Our enemies think they are fighting a war, but even after London, do we?
[The recent] atrocity in London, like last year's in Madrid, added dozens more to the toll of those murdered by Islamic terrorists. But for all of the sympathy generated for the victims in London, there still seems to be something missing from much of the fallout from recent events.
In the aftermath of Sept. 11, it seemed as if most of us were finally awake to the fact that Islamic fundamentalists had been engaged in a war against the West for years.

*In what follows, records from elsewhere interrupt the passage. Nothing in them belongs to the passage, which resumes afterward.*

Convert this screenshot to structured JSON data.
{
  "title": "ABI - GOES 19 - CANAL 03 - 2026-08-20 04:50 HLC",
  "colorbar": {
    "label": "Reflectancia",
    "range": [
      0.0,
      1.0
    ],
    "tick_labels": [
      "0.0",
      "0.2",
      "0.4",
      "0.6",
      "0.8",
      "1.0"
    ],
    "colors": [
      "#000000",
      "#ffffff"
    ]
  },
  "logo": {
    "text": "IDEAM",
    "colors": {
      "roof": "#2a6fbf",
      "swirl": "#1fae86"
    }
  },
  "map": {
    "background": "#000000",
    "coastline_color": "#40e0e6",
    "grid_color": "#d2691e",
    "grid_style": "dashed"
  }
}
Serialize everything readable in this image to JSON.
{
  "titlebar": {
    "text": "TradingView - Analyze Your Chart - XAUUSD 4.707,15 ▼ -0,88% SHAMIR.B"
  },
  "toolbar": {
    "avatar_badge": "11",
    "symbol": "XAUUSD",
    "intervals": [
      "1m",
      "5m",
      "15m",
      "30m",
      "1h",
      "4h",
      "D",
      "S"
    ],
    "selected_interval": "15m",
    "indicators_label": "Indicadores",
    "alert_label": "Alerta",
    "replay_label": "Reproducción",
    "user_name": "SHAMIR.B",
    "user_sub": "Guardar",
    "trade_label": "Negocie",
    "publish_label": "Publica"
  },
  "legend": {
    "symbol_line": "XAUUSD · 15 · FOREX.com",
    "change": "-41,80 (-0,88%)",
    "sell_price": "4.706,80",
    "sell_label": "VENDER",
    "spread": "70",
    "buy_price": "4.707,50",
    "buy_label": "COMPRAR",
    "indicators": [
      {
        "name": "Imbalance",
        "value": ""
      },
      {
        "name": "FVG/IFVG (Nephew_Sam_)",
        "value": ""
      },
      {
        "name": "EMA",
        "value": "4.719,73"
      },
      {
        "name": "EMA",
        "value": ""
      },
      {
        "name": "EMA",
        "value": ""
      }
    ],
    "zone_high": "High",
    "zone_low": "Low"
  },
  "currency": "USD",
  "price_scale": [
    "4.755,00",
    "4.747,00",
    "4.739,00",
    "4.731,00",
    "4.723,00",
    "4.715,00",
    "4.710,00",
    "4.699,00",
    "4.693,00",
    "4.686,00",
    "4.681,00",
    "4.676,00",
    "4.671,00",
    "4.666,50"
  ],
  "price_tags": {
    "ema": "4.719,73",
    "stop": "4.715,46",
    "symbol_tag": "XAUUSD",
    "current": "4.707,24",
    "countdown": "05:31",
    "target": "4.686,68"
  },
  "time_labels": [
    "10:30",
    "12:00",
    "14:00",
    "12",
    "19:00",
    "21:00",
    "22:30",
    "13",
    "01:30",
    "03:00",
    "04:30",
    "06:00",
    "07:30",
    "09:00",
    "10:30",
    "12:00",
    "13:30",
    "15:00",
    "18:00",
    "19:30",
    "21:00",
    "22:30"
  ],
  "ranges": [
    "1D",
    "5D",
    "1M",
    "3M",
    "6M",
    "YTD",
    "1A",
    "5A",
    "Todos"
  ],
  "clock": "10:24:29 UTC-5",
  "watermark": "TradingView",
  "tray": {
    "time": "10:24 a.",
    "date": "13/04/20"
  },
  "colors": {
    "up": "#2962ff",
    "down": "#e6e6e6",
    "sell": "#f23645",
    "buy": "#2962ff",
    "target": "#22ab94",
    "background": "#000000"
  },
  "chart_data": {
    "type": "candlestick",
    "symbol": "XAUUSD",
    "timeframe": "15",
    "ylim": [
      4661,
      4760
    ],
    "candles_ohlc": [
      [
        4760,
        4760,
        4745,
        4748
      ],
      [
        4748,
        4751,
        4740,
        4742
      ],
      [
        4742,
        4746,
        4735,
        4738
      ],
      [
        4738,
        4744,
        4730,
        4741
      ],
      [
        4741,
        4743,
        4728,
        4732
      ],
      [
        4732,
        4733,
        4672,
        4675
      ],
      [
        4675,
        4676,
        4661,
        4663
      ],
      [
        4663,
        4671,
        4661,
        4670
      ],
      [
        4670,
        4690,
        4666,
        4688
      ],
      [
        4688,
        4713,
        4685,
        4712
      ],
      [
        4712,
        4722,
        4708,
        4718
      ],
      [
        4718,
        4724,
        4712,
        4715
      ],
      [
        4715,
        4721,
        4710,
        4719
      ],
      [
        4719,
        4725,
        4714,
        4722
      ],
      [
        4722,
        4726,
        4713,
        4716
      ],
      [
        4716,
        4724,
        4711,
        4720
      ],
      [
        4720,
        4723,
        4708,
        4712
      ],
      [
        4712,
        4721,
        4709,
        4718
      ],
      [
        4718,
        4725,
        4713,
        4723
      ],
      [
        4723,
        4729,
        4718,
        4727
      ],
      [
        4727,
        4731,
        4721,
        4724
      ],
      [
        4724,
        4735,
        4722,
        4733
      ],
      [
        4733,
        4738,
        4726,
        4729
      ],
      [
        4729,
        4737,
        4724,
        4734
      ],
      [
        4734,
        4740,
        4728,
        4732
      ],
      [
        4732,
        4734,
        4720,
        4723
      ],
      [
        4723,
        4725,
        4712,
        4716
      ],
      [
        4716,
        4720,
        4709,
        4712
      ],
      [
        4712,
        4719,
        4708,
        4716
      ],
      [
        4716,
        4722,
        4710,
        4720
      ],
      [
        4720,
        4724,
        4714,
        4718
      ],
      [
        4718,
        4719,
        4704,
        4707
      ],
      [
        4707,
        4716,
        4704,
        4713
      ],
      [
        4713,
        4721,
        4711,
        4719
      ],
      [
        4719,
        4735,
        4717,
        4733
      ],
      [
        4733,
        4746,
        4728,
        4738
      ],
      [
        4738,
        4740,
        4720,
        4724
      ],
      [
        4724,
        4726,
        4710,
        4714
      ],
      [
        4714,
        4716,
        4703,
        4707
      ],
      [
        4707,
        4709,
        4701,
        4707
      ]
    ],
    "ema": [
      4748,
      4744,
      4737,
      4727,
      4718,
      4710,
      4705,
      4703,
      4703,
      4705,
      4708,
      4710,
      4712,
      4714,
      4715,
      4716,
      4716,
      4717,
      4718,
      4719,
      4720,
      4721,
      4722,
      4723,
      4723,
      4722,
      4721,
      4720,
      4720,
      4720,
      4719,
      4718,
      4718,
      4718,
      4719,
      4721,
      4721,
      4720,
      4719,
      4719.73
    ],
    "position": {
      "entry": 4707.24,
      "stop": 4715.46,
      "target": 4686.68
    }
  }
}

The result of this awakening brought about an American counter-offensive that knocked off the Taliban regime in Afghanistan, ended Saddam Hussein's reign in Iraq, and generated a wave of pressure that threatens to create bridgeheads for democracy in the Arab Middle East.
Elsewhere, the conflict in Iraq may eventually turn out to be a turning point in the history of the Middle East. But the slow and painful pace of the counter-insurgency war has made it a natural focus of discontent, both domestically and internationally.
Most of all, with the passage of time, many Americans seem to have forgotten what all this fuss was about in the first place.
But as dozens of London travelers learned last week, the war Islamists are waging against us was not hatched in the fevered imagination of Karl Rove. So before we all slide back into a post-London torpor, it is worthwhile to recapitulate a few important points by asking ourselves a few questions:
Are the attacks on the West the result of support for Israel?
The ideological basis for anti-Western jihad long predates the birth of the State of Israel, let alone the 1967 Six-Day War and the presence of Israelis in the West Bank and Gaza.
Islamists, as do most Muslims, deeply resent the ability of a despised minority like the Jews -- in Islamic terminology, a dhimmi people -- to establish a non-Islamic sovereign state in the Middle East. But what they really resent, and what their jihadist ideology is bent on reversing is the change in the balance of power between the Muslim world and the West, which dates back hundreds of years.
Concessions by Israel or the West will not end the jihadist dream. The transformation of the Arab and Islamic world into one where freedom -- rather than fundamentalism -- rules may seem like a fantasy. Without it, this war on Islamist terror will go on without end (Tobin, "Jewish World Review," July 14, 2005).